The DMA has warned companies using marketing mail and telemarketing that losing consumer trust is the number one business risk of using data unscreened against ‘do not contact’ lists, such as the Mailing and Telephone Preference Services – even ahead of the threat of regulatory action.
The claim follows recent media coverage of the Advertising Standard Authority’s high-profile ruling against adult products retailer Life ‘n’ Love for breaching its CAP Code by sending marketing mail to people registered with the MPS, and the recent publication of the DM Commission’s annual report that revealed the majority of its investigations in 2013 were into consumer complaints about companies making nuisance calls.

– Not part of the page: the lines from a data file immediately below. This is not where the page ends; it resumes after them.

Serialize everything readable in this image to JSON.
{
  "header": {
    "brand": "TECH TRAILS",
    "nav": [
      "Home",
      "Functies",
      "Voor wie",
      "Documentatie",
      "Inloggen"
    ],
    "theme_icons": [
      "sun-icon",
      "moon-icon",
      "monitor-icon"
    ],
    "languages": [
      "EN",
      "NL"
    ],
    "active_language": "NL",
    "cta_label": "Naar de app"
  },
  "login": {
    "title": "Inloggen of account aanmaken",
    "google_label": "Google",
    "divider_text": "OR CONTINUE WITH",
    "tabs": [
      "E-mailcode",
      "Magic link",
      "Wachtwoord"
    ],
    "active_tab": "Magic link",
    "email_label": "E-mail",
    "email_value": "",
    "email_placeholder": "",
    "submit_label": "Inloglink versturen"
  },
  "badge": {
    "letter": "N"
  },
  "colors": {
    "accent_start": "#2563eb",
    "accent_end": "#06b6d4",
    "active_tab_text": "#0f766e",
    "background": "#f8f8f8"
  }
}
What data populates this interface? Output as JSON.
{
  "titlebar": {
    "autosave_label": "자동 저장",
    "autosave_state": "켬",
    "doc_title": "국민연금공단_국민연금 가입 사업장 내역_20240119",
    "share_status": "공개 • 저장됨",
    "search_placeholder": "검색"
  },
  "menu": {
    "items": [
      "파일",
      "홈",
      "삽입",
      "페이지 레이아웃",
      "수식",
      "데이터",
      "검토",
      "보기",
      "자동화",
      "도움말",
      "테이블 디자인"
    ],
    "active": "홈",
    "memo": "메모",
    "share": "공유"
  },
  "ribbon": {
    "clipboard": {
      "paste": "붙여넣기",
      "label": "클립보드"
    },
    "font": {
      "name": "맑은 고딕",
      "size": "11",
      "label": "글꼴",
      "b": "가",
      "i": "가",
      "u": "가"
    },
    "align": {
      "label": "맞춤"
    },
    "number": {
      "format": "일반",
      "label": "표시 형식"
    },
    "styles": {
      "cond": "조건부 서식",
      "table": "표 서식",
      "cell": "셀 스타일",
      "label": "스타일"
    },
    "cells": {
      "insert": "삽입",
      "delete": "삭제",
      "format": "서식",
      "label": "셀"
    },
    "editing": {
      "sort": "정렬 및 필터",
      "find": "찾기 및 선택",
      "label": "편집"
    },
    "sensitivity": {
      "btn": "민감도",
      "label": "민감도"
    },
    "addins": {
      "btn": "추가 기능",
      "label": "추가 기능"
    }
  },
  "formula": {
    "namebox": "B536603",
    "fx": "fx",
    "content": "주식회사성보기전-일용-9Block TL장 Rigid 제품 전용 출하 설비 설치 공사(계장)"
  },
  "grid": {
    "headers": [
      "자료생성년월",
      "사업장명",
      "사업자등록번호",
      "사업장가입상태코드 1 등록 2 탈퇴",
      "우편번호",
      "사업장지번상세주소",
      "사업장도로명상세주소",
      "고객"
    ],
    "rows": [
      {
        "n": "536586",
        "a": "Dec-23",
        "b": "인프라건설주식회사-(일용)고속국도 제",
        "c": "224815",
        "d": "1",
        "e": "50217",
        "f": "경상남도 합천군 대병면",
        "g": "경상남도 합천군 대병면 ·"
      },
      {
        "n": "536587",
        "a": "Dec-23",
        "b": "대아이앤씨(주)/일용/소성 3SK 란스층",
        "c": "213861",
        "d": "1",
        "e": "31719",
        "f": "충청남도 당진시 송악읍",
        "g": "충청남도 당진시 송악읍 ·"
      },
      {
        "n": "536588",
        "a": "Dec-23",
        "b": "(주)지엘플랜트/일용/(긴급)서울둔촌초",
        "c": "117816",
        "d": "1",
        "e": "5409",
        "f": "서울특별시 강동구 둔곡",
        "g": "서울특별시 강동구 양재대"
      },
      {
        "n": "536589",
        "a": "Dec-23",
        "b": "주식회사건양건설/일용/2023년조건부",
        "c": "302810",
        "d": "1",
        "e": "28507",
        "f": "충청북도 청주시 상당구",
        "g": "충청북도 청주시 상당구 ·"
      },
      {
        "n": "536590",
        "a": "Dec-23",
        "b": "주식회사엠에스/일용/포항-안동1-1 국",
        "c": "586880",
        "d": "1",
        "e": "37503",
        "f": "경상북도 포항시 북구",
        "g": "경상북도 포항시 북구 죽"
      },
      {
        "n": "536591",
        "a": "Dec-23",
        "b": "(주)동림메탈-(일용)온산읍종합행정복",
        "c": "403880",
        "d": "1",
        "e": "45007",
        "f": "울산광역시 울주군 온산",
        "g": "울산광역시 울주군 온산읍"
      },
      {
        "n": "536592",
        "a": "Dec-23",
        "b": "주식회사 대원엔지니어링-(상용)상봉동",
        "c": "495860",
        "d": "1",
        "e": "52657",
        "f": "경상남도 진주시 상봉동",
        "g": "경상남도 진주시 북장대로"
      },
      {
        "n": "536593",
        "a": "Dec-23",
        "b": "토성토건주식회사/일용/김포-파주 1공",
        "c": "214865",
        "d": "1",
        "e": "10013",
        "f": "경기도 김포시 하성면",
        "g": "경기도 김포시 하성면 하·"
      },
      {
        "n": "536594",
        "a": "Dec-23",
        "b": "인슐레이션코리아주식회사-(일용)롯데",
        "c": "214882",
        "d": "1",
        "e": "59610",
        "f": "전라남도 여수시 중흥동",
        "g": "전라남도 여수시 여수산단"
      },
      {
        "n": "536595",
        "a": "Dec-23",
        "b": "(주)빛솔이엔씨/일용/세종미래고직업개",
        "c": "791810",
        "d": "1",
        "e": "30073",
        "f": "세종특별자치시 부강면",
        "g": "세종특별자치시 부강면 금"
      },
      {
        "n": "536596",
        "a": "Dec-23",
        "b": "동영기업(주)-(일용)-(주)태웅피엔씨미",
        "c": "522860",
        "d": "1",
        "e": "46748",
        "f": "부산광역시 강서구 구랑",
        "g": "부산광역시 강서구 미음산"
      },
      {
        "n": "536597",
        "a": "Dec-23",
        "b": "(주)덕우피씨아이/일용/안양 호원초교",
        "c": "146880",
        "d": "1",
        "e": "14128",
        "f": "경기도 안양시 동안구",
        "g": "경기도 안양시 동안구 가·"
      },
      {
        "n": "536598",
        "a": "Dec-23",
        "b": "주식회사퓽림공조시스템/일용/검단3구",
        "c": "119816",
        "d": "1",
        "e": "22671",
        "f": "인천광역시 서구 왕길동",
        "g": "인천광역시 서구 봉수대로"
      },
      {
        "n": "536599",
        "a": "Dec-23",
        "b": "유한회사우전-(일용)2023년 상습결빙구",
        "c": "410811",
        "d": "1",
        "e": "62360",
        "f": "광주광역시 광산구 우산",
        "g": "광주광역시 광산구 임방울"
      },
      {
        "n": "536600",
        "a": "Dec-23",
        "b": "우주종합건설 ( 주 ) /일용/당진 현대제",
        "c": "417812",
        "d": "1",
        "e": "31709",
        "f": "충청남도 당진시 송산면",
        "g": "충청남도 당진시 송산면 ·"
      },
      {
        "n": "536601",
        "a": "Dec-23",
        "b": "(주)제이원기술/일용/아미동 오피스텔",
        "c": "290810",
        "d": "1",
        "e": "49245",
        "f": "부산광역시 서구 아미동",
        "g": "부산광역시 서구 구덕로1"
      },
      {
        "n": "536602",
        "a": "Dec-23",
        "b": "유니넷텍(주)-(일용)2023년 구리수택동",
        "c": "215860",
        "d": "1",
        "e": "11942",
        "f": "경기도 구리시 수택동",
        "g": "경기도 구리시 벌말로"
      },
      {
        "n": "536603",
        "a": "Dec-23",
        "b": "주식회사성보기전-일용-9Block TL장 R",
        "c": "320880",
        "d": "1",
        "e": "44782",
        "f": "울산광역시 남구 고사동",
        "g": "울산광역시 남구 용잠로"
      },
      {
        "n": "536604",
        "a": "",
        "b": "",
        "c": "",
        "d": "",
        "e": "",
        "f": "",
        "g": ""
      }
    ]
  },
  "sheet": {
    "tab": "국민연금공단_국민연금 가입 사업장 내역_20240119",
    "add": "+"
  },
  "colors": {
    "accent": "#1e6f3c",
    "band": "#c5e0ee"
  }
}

The ASA and DM Commission are self-regulatory bodies and do not have statutory powers, such as the ability to issue fines, unlike Ofcom and the Information Commissioner’s Office.
Chris Combemale, the DMA’s executive director, said that the potential loss of customers should focus businesses’ attention on ensuring they do not contact people on opt-out registers.
“Consumer trust is essential to effective one-to-one communication, but this is all too easily jeopardised by not making the simple check to see if someone wants to be contacted or not.
“Watchdogs like the ASA and DMC have a vital role in holding businesses to account for wrongdoing, and over the past year we’ve seen the ICO starting to issue fines to companies for nuisance calls and spam texts.
“But the biggest risk businesses face is from losing consumer trust, which means losing potential customers and potential revenue. This should be incentive enough for businesses to check their consumer data against the MPS and TPS.”
More than 5.5 million names and addresses are registered with the MPS, and nearly 20 million private landline and mobile numbers on the TPS. It is a legal requirement for telemarketers to screen their contact data against the TPS. Companies can access the MPS and TPS registers by applying for a licence.